Labor talks between the NHL and the NHLPA could go in a few different directions, but lets assume the new CBA is something similar to the current agreement that expires on Sept. 15, and the contracts of Milan Lucic, Tyler Seguin, Brad Marchand, Tuukka Rask and Nathan Horton all expire at the same time.
Under those circumstances, the six-year, 28.5 million contract agreed to by Scott Hartnell and the Philadelphia Flyers might be of particular interest to Lucic and the Bs brass. Hartnell agreed to long-term, guaranteed money on Monday and a limited no-trade clause to remain in Philly on the heels of first NHL All-Star season at the age of 30 years old.
Hes a big, active body with deceptive offensive abilities, and always seems to be in the middle of everything for the Flyers.
Lucic is six years younger and a restricted free agent rather than a player headed for unrestricted free agency like Hartnell would have been after this season. So a side-by-side comparison between Lucic and Hartnell is out with each player in a different spot bargaining-wise under the current CBA parameters. But the six-year, 27 million handed out to Montreal forward Max Pacioretty certainly would be a fair comparable to Lucic given his current contractual situation and a bar for the bare minimum he could expect in his next deal with Boston.
Both Lucic and Hartnell play a hybrid power forward game that mixes offensive production with varying degrees of nastiness. Lucic is a more fearsome fighter dealing in intimidation while Hartnell is more of rabble-rousing aggravator, but the Philly forward is also coming off a 37-goal, 67-point campaign that registers as his best NHL season.
Hartnell has averaged 25 goals a year over the last seven years in the NHL after originally being the No. 6 overall pick in the 2000 draft. He is also clearly one of the leaders in the Philadelphia dressing room.

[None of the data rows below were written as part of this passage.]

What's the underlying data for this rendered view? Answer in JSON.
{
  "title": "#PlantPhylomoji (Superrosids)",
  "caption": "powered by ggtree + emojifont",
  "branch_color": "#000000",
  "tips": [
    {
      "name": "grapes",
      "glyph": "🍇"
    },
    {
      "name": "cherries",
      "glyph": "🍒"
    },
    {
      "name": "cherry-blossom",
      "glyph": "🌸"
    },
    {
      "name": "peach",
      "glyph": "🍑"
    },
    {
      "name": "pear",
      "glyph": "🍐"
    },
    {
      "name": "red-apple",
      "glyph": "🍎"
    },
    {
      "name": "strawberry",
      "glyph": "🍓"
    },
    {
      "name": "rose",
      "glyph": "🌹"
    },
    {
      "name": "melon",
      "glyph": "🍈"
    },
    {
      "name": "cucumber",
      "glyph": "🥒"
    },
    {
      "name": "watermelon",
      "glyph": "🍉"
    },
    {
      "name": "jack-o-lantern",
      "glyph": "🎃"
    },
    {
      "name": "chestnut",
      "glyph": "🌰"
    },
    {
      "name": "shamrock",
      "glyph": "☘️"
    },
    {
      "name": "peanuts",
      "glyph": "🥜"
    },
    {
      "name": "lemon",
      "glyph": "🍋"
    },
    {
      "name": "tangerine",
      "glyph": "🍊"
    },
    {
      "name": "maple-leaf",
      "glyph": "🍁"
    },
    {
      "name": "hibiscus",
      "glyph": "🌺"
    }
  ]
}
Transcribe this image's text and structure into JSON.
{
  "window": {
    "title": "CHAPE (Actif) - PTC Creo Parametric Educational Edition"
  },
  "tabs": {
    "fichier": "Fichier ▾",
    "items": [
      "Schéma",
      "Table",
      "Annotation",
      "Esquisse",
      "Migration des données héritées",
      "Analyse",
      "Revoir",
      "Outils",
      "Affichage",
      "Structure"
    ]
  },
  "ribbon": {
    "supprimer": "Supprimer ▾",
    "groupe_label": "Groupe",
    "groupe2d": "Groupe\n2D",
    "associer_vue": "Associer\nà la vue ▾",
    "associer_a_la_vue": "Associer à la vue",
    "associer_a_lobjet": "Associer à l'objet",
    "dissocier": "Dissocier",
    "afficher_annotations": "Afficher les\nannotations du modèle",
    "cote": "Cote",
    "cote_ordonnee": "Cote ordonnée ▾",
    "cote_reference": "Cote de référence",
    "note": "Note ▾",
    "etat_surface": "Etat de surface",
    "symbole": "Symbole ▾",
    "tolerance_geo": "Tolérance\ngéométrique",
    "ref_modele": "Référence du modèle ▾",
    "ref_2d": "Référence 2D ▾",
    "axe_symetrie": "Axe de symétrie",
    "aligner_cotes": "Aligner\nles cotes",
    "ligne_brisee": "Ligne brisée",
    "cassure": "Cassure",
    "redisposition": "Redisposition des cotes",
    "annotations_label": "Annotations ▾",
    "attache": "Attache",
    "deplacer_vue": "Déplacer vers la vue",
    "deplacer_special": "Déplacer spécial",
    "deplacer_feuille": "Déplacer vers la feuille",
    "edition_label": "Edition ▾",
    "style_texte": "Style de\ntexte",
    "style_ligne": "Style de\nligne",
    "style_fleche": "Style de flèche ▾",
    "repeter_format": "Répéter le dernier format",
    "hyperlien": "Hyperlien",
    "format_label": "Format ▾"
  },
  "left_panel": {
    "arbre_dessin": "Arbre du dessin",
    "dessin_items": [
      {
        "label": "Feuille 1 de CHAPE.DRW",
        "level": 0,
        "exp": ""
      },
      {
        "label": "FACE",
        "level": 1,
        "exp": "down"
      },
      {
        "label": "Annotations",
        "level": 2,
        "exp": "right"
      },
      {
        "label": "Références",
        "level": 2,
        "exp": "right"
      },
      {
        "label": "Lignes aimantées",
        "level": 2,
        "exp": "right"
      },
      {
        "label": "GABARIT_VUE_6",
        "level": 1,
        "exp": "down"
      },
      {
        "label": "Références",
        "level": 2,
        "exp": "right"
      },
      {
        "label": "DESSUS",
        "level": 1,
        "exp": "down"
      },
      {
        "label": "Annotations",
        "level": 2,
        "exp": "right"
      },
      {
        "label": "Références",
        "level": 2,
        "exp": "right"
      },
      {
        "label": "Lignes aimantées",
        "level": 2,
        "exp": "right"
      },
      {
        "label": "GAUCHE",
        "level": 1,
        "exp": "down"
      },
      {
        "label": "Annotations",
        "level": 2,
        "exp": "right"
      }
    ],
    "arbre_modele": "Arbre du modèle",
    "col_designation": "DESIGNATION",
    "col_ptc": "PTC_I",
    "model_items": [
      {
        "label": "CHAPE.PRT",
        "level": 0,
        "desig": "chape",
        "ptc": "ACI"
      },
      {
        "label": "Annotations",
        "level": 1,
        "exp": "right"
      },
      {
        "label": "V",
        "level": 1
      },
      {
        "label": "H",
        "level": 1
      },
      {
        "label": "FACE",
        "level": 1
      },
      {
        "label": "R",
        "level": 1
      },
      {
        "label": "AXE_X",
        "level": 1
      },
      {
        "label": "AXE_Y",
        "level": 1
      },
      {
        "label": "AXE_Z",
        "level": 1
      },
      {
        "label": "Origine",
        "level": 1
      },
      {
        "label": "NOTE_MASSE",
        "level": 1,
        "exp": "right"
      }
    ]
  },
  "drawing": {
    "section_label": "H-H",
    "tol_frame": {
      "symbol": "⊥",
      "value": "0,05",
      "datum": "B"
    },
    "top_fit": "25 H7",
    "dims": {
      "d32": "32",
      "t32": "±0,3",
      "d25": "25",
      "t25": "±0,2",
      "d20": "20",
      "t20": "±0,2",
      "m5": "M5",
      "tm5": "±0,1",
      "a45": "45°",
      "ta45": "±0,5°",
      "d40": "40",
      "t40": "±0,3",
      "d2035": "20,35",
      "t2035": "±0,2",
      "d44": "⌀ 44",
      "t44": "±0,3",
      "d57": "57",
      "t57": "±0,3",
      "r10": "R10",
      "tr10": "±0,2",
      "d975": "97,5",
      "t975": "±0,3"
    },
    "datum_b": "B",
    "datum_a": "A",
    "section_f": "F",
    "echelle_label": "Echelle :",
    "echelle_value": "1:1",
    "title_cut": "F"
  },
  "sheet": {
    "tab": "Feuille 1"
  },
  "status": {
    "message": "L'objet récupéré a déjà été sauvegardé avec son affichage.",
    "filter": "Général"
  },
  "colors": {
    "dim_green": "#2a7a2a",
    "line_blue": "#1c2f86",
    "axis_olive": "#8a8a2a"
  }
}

Theres more of a long term body of work for Hartnell while Lucic is still growing into the vast potential within his 6-foot-3, 235-pound frame. But Lucic has also averaged 28 goals and 61.5 points over the last two seasons and is due for a healthy raise over the 4.083 million annual salary hes made over the last three seasons.
Its conceivable that a contract similar to Hartnells 28.5 million and 4.75 million cap hit would be in the cards for Lucic if he wanted to sign something that would assure hed be a member of the Bruins for the long haul. In all likelihood Lucic will agree to a short-term contract extension for two or three years as a restricted free agent and bank on a few more banner seasons before commanding a large extension for a higher average annual value.
But perhaps this is the perfect time for both the Bruins and Lucic to meet in the middle with something in the neighborhood of the six years and 28.5 million before this season is over.
An unrestricted Lucic on the free agent market would easily command upwards of 5 million per season in average annual value given his body of hard work, his solid reputation and the unique skills he brings to the table as he enters his prime years.
But somewhere along the line some of the current core of Bruins players as others like Patrice Bergeron and Johnny Boychuk have done before them will have to take a Black and Gold discount if they hope to keep their nucleus together.
A contract similar to Hartnells deal is a way Lucic could guarantee that his future remains in his second home city of Boston when it appears that change might be inevitable at the end of this upcoming year no matter what happens. Its a way that a Bruins team bumping up against the salary cap could keep the band together well beyond this upcoming season.
Its something to think about as anonymous NHL agents hammer Hartnell for doing what was best for him, and taking less money to remain in Philly presumably for the rest of his career in a spot he enjoys.
Thats something there really is no price tag for, after all.